### Input data

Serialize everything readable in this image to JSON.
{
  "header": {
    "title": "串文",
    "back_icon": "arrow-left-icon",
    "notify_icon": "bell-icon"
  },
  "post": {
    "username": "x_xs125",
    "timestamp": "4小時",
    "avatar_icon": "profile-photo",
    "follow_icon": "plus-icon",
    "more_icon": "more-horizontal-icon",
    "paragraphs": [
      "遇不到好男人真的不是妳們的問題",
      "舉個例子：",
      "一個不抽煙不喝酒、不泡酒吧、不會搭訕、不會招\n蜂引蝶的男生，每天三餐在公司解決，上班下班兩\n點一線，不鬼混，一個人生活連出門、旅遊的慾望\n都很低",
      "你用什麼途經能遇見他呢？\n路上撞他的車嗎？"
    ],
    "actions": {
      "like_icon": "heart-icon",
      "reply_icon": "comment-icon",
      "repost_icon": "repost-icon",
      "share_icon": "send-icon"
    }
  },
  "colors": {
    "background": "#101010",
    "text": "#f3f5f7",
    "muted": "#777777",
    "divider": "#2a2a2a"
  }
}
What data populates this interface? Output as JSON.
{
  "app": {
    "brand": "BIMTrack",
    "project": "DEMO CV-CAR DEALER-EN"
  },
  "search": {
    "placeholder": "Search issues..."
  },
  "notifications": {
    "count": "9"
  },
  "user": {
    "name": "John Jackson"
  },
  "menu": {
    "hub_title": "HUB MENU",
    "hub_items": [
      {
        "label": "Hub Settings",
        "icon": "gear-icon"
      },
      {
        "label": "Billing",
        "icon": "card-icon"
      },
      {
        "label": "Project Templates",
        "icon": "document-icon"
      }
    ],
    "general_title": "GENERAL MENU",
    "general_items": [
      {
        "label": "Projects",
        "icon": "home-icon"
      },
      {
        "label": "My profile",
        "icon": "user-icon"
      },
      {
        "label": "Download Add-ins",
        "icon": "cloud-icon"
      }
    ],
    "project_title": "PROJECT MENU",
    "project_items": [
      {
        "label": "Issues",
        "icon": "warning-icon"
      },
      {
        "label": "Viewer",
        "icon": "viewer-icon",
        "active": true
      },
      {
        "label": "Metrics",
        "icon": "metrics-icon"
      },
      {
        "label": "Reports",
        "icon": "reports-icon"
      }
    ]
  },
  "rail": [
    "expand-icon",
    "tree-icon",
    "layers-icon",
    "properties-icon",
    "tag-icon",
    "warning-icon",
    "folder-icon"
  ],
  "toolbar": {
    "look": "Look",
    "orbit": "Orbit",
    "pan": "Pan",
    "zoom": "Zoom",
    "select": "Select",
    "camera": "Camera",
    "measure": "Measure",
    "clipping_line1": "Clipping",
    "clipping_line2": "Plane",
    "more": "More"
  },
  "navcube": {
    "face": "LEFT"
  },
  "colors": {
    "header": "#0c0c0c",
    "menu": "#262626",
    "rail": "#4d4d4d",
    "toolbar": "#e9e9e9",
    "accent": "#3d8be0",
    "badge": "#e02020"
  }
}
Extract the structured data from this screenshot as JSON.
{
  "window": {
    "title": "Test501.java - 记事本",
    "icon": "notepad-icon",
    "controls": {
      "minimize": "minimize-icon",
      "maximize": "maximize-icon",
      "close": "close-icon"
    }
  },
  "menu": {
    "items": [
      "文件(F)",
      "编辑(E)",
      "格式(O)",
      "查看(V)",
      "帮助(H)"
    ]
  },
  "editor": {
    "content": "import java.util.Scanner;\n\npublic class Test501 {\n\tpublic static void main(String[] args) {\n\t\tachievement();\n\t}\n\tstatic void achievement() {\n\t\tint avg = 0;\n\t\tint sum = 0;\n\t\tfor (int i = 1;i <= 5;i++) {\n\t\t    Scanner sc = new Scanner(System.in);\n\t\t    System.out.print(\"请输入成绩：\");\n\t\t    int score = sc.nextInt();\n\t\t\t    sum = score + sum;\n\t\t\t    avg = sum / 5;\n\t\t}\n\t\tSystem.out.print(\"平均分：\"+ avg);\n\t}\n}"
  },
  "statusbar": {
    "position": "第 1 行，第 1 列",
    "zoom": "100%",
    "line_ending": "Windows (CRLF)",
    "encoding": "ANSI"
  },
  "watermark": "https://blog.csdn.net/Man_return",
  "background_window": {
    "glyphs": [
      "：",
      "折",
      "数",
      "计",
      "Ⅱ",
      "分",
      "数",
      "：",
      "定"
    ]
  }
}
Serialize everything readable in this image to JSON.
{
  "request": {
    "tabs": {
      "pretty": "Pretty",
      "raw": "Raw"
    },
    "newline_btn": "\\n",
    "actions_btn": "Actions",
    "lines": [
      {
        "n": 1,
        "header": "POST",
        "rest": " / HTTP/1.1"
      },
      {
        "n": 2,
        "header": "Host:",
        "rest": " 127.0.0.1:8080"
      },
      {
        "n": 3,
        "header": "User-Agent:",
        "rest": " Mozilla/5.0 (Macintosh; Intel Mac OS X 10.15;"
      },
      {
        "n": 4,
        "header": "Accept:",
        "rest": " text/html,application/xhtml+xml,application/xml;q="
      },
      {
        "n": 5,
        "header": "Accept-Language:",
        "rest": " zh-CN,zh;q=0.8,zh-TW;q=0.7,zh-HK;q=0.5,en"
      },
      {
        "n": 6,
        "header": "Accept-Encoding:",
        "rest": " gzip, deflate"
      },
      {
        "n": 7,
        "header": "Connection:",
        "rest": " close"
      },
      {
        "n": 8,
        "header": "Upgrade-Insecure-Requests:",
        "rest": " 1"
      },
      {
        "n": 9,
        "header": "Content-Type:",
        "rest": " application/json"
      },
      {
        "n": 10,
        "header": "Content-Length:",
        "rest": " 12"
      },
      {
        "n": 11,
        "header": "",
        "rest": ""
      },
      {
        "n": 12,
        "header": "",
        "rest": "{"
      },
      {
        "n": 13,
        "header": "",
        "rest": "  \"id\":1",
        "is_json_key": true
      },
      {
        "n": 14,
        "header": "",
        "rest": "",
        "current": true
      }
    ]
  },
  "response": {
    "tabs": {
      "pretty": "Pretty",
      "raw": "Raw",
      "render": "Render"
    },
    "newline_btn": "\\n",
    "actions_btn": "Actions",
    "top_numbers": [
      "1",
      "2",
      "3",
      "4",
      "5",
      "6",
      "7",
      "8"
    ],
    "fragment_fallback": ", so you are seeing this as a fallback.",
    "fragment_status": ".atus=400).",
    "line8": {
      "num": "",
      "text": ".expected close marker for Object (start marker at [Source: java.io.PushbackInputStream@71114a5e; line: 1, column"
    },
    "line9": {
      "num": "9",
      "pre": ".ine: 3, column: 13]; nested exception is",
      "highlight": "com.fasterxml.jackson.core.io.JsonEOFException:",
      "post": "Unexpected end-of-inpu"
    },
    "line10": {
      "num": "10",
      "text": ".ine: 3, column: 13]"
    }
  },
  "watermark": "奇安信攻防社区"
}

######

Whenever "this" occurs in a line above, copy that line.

Serialize everything readable in this image to JSON.
What data populates this interface? Output as JSON.
Extract the structured data from this screenshot as JSON.
Serialize everything readable in this image to JSON.
    "fragment_fallback": ", so you are seeing this as a fallback.",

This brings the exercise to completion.